Decolorization of RR-120 Dye Using Ozone and Ozone/UV in a Semi-Batch Reactor

Mohammad Kazemi
Abstract Treatability of RR-120 aqueous dye solutions using O3 and O3/UV was studied in a bench scale set-up. Reduction in colour and chemical oxygen demand (COD) under various pH and initial dye concentrations were investigated. Pseudo first order reaction rate was satisfactorily used for kinetic interpretations in destruction of the dye. The results showed that decolorization with O3 was faster at neutral pH values. While use of UV had a small effect on ozonation at low pH values, UV radiation had a considerable effect at pH values of 7 and above. It was found that ozone utilization efficiency of higher than 95% could be attained in the experimental set up. On a étudié la possibilité de traitement de solutions aqueuses de colorant RR-120 à l'aide d'O3 et O3/UV dans un banc d'essai. La réduction de la demande chimique en oxygène (DCO) et en colorant a été étudiée pour différentes concentrations initiales de colorant. La vitesse de réaction du pseudo-premier ordre a été utilisée avec succès pour les interprétations cinétiques de la destruction du colorant. Les résultats montrent que la décoloration avec l'O3 est plus rapide à des valeurs de pH neutres. Alors que le recours aux UV a un faible effet sur l'ozonation à de faibles valeurs de pH, la radiation par UV a un effet considérable à des valeurs de pH de 7 et au-dessus. On a trouvé qu'une efficacité d'utilisation de l'ozone supérieure à 95% pouvait être atteinte dans l'installation expérimentale. [source]

Cell kinetic studies in the murine ventral tongue epithelium: thymidine metabolism studies and circadian rhythm determination

C. S. Potten
Abstract. ,The oral mucosa is a rapidly replacing body tissue that has received relatively little attention in terms of defining its cell kinetics and cellular organization.
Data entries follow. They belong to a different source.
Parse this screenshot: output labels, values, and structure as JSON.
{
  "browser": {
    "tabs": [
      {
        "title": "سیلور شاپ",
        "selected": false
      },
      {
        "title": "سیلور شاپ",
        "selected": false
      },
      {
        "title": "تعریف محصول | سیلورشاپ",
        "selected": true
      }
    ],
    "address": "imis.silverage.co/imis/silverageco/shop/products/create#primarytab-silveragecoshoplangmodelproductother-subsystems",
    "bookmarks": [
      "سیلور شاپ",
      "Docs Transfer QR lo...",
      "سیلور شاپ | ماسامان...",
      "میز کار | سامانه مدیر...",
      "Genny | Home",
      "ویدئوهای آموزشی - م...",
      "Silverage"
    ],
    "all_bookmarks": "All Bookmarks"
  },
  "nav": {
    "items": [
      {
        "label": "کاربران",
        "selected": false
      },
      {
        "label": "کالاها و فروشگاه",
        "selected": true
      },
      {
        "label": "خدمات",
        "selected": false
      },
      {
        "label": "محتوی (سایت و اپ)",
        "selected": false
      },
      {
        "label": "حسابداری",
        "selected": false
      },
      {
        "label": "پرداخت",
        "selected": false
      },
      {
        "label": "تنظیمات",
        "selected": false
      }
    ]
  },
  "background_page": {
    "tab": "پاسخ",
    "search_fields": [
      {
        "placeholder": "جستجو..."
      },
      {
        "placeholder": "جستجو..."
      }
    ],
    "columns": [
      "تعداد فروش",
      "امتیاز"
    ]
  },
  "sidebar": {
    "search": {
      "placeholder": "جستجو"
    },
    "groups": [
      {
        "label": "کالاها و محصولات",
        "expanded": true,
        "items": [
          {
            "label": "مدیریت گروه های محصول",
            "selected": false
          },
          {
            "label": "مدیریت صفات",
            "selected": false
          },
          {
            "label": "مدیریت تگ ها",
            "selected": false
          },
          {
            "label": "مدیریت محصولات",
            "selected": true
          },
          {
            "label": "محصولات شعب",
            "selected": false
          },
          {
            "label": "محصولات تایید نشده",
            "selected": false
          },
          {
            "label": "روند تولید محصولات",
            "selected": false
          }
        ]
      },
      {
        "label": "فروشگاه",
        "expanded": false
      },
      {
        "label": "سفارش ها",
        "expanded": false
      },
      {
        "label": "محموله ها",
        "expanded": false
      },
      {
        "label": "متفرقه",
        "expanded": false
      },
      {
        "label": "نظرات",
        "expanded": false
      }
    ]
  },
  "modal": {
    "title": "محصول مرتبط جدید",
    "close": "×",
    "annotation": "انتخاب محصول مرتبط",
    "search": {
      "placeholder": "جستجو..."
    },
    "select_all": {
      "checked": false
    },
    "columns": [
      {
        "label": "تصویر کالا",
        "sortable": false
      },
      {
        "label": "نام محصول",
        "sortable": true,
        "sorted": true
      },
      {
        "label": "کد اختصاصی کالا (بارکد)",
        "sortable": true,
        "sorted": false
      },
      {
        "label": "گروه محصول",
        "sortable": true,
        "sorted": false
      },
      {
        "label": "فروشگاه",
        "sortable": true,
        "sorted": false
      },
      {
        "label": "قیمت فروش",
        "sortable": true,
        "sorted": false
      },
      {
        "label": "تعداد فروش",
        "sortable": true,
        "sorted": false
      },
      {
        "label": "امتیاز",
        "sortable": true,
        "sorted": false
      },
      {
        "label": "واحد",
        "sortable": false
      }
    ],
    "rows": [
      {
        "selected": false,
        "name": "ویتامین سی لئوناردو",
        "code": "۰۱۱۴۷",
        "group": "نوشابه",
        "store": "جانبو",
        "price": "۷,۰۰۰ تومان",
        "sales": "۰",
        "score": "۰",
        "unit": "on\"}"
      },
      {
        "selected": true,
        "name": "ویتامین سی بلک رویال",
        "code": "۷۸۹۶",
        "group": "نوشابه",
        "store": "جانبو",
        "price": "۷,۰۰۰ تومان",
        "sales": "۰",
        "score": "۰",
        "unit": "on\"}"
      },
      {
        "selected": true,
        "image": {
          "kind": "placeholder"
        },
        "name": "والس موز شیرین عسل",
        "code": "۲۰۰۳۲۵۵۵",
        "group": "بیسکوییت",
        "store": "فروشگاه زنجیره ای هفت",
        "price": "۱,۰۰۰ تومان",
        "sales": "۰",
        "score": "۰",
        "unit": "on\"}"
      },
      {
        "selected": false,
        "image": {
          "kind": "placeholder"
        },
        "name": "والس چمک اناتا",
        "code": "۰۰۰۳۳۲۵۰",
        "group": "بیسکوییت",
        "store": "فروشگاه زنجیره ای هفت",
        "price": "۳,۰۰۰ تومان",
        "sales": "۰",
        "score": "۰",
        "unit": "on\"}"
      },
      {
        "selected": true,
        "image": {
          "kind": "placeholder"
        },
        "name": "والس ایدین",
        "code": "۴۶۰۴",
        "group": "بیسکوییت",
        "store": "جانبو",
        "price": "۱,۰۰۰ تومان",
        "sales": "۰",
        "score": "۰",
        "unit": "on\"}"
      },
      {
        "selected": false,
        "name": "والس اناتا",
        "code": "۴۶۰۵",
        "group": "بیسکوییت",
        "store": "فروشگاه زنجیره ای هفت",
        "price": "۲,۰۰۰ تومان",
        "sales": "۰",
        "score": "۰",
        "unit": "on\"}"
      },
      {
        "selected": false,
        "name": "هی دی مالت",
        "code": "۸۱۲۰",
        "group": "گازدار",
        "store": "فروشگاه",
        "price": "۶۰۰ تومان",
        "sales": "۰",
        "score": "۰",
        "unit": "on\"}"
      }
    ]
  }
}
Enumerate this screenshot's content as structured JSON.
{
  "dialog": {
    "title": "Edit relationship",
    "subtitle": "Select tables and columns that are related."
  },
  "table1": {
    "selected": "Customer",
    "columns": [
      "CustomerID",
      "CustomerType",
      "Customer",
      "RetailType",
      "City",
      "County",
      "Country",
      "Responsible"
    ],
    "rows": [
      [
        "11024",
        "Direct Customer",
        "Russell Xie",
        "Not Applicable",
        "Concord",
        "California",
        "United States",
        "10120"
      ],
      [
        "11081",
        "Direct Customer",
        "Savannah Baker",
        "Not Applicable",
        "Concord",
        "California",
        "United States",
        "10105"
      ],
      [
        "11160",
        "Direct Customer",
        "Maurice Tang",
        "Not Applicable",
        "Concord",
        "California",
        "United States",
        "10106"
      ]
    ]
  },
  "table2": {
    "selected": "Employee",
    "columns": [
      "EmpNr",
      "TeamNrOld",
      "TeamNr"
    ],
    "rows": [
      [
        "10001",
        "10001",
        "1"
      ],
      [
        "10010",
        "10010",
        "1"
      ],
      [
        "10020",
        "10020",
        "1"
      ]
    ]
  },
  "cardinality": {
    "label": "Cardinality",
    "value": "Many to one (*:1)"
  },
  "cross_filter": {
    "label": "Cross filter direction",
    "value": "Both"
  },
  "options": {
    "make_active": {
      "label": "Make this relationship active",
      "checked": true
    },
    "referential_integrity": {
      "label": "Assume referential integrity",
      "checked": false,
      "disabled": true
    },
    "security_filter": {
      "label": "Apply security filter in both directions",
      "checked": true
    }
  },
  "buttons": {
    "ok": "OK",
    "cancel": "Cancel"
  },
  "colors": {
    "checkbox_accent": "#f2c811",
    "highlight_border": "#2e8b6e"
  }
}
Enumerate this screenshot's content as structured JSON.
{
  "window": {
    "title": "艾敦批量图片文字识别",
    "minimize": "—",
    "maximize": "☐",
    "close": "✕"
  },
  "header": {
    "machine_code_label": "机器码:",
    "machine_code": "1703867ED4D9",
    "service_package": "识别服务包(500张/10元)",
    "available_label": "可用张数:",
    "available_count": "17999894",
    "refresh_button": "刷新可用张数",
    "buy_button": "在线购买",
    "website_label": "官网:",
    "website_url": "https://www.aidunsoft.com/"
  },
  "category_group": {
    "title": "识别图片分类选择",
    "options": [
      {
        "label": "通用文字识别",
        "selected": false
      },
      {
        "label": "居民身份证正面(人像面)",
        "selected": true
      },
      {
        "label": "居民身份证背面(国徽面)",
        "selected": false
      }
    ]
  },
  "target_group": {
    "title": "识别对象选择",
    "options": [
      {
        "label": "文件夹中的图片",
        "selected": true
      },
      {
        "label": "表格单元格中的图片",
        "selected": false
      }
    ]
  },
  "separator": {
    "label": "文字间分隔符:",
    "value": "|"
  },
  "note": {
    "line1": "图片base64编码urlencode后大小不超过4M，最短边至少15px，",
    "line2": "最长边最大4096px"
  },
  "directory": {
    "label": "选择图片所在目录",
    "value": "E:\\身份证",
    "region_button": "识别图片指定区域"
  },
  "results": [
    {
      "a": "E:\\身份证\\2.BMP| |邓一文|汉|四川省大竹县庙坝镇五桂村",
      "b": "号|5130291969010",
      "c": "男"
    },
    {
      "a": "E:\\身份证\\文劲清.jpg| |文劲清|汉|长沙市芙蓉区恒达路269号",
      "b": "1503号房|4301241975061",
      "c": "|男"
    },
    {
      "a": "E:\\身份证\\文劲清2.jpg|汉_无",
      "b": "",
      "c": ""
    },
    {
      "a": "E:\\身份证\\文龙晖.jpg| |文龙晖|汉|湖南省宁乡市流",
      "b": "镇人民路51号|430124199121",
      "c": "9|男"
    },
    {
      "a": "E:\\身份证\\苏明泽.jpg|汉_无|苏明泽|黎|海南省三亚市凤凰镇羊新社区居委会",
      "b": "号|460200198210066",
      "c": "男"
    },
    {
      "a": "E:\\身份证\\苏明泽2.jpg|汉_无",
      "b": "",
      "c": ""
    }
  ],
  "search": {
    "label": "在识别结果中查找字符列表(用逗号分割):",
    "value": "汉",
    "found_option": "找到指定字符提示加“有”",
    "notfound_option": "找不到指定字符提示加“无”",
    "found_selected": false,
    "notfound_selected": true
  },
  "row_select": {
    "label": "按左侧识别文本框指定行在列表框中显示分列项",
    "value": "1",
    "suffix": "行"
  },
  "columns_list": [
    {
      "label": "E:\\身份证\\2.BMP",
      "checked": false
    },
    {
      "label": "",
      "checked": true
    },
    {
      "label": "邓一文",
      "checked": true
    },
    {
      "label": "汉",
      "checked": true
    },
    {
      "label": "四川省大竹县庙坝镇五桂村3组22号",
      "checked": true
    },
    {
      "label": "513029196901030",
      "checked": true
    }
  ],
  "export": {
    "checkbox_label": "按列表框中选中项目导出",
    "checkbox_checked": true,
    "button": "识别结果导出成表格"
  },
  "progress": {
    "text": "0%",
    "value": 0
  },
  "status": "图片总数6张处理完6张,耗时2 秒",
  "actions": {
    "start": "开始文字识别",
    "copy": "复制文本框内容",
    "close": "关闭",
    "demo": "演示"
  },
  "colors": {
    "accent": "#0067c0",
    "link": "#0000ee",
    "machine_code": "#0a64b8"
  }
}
The tissue is sensitive to the effects of cytotoxic agents, the consequence of which can be stem cell death with the subsequent development of ulcers and the symptoms of oral mucositis. There is considerable interest in designing strategies to protect oral stem cells and, hence, reduce the mucositis side-effects in cancer therapy patients. Here we present details of a new histometric approach designed to investigate the changing patterns in cellularity in the ventral tongue mucosa. This initial paper in a series of four papers presents observations on the changing patterns in the labelling index following tritiated thymidine administration, which suggest a delayed uptake of tritiated thymidine from a long-term intracellular thymidine pool, a phenomenon that will complicate cell kinetic interpretations in a variety of experimental situations. We also provide data on the changing pattern of mitotic activity through a 24-h period (circadian rhythms). Using vincristine-induced stathmokinesis, the data indicate that 54% of the basal cells divide each day and that there is a high degree of synchrony in mitotic activity with a mitotic peak occurring around 13.00 h. The mitotic circadian peak occurs 9-12 h after the circadian peak in DNA synthesis. The data presented here and in the subsequent papers could be interpreted to indicate that basal cells of BDF1 mice have an average turnover time of about 26-44 h with some cells cycling once a day and others with a 2- or 3-day cell cycle time. [source]